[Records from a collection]
[Start of Attachment]

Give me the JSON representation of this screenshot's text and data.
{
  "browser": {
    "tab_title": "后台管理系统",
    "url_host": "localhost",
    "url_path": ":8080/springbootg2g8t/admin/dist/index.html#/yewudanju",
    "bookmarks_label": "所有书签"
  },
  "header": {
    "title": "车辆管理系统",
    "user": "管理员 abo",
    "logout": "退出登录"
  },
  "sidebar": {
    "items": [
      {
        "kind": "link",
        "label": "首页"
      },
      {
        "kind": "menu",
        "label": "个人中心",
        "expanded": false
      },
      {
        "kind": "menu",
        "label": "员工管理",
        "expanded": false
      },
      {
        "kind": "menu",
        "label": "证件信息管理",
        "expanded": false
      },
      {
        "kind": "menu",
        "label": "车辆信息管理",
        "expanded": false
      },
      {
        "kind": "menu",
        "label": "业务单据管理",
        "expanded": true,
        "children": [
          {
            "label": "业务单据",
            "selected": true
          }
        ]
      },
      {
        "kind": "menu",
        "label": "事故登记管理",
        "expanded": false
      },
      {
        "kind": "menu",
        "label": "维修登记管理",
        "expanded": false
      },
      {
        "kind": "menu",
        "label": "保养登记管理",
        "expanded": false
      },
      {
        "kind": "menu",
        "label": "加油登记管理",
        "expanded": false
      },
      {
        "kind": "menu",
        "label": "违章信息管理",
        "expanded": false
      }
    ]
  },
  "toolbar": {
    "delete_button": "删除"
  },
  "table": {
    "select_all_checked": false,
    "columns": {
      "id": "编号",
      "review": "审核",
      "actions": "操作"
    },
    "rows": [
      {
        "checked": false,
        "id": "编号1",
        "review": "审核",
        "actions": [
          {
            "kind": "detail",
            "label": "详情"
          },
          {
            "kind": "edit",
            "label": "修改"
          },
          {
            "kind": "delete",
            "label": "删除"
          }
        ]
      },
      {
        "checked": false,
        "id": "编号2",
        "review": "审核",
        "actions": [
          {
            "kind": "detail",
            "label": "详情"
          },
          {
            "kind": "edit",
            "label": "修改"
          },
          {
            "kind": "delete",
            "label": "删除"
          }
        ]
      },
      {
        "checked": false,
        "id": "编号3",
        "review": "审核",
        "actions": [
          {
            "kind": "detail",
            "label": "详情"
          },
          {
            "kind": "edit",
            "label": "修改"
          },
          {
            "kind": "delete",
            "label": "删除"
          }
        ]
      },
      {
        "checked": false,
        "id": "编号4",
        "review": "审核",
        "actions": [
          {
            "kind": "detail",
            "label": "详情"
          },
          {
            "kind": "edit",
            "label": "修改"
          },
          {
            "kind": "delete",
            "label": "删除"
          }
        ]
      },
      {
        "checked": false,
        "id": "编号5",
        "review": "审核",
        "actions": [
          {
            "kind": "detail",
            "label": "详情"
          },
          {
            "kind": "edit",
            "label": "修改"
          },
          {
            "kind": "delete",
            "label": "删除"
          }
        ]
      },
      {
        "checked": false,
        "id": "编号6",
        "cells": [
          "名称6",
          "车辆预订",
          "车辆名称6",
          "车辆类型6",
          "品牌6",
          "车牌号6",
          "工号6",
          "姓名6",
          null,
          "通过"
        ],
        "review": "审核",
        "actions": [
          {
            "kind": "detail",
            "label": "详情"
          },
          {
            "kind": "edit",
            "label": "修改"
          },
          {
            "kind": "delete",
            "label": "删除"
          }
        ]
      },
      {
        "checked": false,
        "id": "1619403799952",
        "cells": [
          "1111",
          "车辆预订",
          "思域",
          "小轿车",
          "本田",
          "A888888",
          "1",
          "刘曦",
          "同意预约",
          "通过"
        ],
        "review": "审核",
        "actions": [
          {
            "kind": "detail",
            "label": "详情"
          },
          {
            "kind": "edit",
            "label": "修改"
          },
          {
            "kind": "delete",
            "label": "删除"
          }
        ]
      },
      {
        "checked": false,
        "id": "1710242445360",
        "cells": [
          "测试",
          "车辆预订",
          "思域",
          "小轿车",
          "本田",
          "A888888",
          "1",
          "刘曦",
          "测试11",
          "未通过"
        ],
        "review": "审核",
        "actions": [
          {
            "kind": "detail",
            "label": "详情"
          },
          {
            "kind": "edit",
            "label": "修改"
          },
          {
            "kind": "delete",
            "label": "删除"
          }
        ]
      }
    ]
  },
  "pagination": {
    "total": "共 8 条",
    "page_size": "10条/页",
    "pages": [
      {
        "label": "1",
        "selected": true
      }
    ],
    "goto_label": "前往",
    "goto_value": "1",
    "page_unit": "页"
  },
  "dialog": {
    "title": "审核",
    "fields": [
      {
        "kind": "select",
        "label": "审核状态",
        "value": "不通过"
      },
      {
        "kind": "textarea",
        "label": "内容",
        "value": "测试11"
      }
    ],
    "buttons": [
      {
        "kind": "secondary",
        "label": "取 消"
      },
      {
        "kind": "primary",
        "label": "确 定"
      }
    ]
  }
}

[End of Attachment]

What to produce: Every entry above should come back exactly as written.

Answer area:
Give me the JSON representation of this screenshot's text and data.
{
  "browser": {
    "tab_title": "后台管理系统",
    "url_host": "localhost",
    "url_path": ":8080/springbootg2g8t/admin/dist/index.html#/yewudanju",
    "bookmarks_label": "所有书签"
  },
  "header": {
    "title": "车辆管理系统",
    "user": "管理员 abo",
    "logout": "退出登录"
  },
  "sidebar": {
    "items": [
      {
        "kind": "link",
        "label": "首页"
      },
      {
        "kind": "menu",
        "label": "个人中心",
        "expanded": false
      },
      {
        "kind": "menu",
        "label": "员工管理",
        "expanded": false
      },
      {
        "kind": "menu",
        "label": "证件信息管理",
        "expanded": false
      },
      {
        "kind": "menu",
        "label": "车辆信息管理",
        "expanded": false
      },
      {
        "kind": "menu",
        "label": "业务单据管理",
        "expanded": true,
        "children": [
          {
            "label": "业务单据",
            "selected": true
          }
        ]
      },
      {
        "kind": "menu",
        "label": "事故登记管理",
        "expanded": false
      },
      {
        "kind": "menu",
        "label": "维修登记管理",
        "expanded": false
      },
      {
        "kind": "menu",
        "label": "保养登记管理",
        "expanded": false
      },
      {
        "kind": "menu",
        "label": "加油登记管理",
        "expanded": false
      },
      {
        "kind": "menu",
        "label": "违章信息管理",
        "expanded": false
      }
    ]
  },
  "toolbar": {
    "delete_button": "删除"
  },
  "table": {
    "select_all_checked": false,
    "columns": {
      "id": "编号",
      "review": "审核",
      "actions": "操作"
    },
    "rows": [
      {
        "checked": false,
        "id": "编号1",
        "review": "审核",
        "actions": [
          {
            "kind": "detail",
            "label": "详情"
          },
          {
            "kind": "edit",
            "label": "修改"
          },
          {
            "kind": "delete",
            "label": "删除"
          }
        ]
      },
      {
        "checked": false,
        "id": "编号2",
        "review": "审核",
        "actions": [
          {
            "kind": "detail",
            "label": "详情"
          },
          {
            "kind": "edit",
            "label": "修改"
          },
          {
            "kind": "delete",
            "label": "删除"
          }
        ]
      },
      {
        "checked": false,
        "id": "编号3",
        "review": "审核",
        "actions": [
          {
            "kind": "detail",
            "label": "详情"
          },
          {
            "kind": "edit",
            "label": "修改"
          },
          {
            "kind": "delete",
            "label": "删除"
          }
        ]
      },
      {
        "checked": false,
        "id": "编号4",
        "review": "审核",
        "actions": [
          {
            "kind": "detail",
            "label": "详情"
          },
          {
            "kind": "edit",
            "label": "修改"
          },
          {
            "kind": "delete",
            "label": "删除"
          }
        ]
      },
      {
        "checked": false,
        "id": "编号5",
        "review": "审核",
        "actions": [
          {
            "kind": "detail",
            "label": "详情"
          },
          {
            "kind": "edit",
            "label": "修改"
          },
          {
            "kind": "delete",
            "label": "删除"
          }
        ]
      },
      {
        "checked": false,
        "id": "编号6",
        "cells": [
          "名称6",
          "车辆预订",
          "车辆名称6",
          "车辆类型6",
          "品牌6",
          "车牌号6",
          "工号6",
          "姓名6",
          null,
          "通过"
        ],
        "review": "审核",
        "actions": [
          {
            "kind": "detail",
            "label": "详情"
          },
          {
            "kind": "edit",
            "label": "修改"
          },
          {
            "kind": "delete",
            "label": "删除"
          }
        ]
      },
      {
        "checked": false,
        "id": "1619403799952",
        "cells": [
          "1111",
          "车辆预订",
          "思域",
          "小轿车",
          "本田",
          "A888888",
          "1",
          "刘曦",
          "同意预约",
          "通过"
        ],
        "review": "审核",
        "actions": [
          {
            "kind": "detail",
            "label": "详情"
          },
          {
            "kind": "edit",
            "label": "修改"
          },
          {
            "kind": "delete",
            "label": "删除"
          }
        ]
      },
      {
        "checked": false,
        "id": "1710242445360",
        "cells": [
          "测试",
          "车辆预订",
          "思域",
          "小轿车",
          "本田",
          "A888888",
          "1",
          "刘曦",
          "测试11",
          "未通过"
        ],
        "review": "审核",
        "actions": [
          {
            "kind": "detail",
            "label": "详情"
          },
          {
            "kind": "edit",
            "label": "修改"
          },
          {
            "kind": "delete",
            "label": "删除"
          }
        ]
      }
    ]
  },
  "pagination": {
    "total": "共 8 条",
    "page_size": "10条/页",
    "pages": [
      {
        "label": "1",
        "selected": true
      }
    ],
    "goto_label": "前往",
    "goto_value": "1",
    "page_unit": "页"
  },
  "dialog": {
    "title": "审核",
    "fields": [
      {
        "kind": "select",
        "label": "审核状态",
        "value": "不通过"
      },
      {
        "kind": "textarea",
        "label": "内容",
        "value": "测试11"
      }
    ],
    "buttons": [
      {
        "kind": "secondary",
        "label": "取 消"
      },
      {
        "kind": "primary",
        "label": "确 定"
      }
    ]
  }
}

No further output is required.